It is fun for him to play with monster blocks, but it was a even more fun for us to make them!
– A set of plain wooden building blocks. These can be purchased economically from discount or second-hand stores. Recently I have seen a set for $3.50 at Dollarama.
– Non-toxic paints (we used yellow, red and green acrylic paints).
– A varnish that will work with the paint you use (we used Triple Gloss Glaze by Decoart)
Painting Monster Blocks
1. Unpack your blocks. Children’s blocks don’t usually require any preparatory sanding before painting, which is one of the reasons they are so well suited to this sort of project.
2. Divide your blocks into groups, and paint each group a different bright colour. We used acrylics for painting, but tempera or gouache would work as well, or you can also try staining them with liquid watercolours.
3. The fun part! Paint facial features on the blocks and outline them with a fine black marker.
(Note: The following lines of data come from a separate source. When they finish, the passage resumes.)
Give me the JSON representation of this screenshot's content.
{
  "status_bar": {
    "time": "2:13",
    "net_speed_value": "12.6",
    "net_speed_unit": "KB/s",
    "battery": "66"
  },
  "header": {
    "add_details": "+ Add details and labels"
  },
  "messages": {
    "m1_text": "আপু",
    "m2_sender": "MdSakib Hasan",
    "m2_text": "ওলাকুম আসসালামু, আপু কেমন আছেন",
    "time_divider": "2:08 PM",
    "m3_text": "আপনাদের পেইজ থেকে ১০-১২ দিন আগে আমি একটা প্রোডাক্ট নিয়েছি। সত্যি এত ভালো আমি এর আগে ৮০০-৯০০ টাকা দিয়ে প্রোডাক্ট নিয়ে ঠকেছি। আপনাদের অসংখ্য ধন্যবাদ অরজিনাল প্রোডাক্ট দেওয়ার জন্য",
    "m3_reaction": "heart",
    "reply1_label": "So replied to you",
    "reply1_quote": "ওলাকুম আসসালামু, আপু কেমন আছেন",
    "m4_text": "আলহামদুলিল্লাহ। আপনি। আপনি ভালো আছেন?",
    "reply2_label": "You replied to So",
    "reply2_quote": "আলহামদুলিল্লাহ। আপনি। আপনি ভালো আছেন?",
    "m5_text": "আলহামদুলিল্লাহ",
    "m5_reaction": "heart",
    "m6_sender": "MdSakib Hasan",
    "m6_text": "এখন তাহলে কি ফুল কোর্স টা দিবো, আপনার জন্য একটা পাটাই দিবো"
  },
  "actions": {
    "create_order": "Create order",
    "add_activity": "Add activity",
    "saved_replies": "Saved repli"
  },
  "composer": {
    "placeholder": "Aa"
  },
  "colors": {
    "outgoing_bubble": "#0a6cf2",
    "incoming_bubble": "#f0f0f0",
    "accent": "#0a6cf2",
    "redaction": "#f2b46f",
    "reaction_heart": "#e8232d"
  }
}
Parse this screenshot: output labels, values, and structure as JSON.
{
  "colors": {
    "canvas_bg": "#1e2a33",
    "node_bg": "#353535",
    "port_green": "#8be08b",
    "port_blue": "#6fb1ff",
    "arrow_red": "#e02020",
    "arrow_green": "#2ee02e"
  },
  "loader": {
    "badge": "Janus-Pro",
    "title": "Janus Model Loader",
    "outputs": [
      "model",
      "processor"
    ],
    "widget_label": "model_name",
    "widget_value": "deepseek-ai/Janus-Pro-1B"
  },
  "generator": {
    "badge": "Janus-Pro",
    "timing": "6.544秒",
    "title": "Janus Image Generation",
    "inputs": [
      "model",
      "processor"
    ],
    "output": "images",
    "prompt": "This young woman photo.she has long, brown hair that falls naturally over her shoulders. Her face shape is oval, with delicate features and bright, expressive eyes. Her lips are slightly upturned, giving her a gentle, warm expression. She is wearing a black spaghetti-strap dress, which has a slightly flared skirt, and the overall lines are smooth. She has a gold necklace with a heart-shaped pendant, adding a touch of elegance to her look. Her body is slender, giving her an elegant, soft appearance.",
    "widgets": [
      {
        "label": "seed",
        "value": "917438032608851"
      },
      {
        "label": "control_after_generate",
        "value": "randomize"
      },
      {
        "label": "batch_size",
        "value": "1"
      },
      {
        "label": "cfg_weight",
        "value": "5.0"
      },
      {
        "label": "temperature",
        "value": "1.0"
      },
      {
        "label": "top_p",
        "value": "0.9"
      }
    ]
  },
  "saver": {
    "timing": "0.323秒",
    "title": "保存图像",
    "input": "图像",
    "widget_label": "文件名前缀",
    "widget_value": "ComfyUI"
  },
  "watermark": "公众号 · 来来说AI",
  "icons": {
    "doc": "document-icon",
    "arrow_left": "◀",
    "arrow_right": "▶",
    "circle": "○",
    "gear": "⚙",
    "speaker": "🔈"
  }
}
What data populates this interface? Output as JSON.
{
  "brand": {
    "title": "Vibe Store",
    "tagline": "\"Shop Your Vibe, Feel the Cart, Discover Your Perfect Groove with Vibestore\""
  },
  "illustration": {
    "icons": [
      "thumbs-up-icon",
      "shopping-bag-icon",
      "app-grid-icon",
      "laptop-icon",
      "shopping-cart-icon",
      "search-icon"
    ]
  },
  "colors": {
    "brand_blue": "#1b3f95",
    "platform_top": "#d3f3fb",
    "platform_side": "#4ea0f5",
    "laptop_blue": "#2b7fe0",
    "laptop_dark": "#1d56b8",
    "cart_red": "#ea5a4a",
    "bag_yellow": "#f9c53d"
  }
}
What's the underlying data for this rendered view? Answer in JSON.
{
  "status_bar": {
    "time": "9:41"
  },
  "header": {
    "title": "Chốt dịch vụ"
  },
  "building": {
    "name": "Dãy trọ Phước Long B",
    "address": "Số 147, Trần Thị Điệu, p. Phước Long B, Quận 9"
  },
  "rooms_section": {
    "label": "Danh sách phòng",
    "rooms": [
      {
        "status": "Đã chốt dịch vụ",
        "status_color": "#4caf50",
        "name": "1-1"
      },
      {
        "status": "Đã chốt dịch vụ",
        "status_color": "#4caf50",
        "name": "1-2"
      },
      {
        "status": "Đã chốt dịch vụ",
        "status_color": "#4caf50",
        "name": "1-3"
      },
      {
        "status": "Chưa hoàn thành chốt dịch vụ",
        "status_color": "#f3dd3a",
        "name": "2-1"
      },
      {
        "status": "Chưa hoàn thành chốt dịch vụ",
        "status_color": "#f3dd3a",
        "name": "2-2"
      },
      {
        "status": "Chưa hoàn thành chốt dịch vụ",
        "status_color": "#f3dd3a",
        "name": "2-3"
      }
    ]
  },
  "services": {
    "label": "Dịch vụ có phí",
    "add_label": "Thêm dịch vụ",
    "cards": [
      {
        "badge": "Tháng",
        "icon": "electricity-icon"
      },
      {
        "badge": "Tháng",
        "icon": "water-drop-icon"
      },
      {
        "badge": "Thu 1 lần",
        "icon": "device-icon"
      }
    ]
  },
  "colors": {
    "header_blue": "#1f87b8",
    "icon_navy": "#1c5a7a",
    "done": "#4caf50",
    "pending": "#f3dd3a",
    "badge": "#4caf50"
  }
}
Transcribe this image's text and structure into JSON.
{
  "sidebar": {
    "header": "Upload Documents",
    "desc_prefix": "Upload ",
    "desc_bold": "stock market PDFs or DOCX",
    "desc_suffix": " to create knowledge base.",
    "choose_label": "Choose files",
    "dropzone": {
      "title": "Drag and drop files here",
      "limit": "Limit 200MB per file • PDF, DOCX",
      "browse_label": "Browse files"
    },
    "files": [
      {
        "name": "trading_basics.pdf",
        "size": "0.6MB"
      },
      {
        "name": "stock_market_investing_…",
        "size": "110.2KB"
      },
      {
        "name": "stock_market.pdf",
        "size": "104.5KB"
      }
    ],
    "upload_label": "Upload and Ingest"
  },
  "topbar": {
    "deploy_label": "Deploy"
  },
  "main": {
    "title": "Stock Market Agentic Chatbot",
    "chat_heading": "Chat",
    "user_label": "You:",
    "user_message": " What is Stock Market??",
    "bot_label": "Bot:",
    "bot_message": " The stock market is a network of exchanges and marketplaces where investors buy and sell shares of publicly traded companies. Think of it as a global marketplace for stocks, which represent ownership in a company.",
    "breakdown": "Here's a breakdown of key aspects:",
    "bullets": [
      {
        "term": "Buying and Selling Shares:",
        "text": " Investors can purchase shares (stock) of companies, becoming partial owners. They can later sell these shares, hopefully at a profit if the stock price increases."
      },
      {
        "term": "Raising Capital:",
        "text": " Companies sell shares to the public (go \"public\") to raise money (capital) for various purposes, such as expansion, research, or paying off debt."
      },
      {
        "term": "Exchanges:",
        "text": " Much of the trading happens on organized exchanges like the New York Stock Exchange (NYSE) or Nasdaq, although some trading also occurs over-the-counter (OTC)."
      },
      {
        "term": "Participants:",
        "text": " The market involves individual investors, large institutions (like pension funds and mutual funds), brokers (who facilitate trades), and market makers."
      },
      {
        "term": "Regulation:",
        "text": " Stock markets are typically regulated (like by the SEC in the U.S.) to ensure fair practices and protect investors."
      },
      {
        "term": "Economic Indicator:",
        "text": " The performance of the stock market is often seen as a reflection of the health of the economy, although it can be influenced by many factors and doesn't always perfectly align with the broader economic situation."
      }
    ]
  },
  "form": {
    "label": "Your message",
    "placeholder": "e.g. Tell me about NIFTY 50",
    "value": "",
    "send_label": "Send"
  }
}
Little blocks like cubes and cylinders are good for painting eyes, and long cuboids are great for mouths and moustaches. Add horns, beards and hats! Different sides of one block can have different designs painted onto them. If you have a child who is old enough to help, all the better: turning wooden blocks into monsters can become a family craft! I think we will have to make additions to our collection with Budster’s help in a couple of years.
4. Once all the layers of paint have thoroughly dried, seal the blocks with a layer of the appropriate varnish. Let the varnish dry, and they are ready to be played with.
Upon discovering the blocks, Budster first giggled himself silly when we built funny faces for him, then went to work on his own creations. There was one thing he had to set straight from the beginning, though – monsters that were caught frowning would be taken apart and rebuilt with a smile!
In no time, all of his other building toys were adorned with smiling monster faces, too. He stacked them on top of the Lego cars and brought some of his Magnatiles over. The blocks have also featured in sorting games – by colour, by shape and by body part.
Two years later…
The blocks are still with us. Budster, now almost four, doesn’t play with them all the time, but every time he finds them in his drawers, among the other puzzles, he’s delighted to see them again. He likes building silly monster faces.
Last time we took them out, we made a new fun game. Now Budster builds the monster, and then we both try to mimic its face. What a workout for my facial muscles!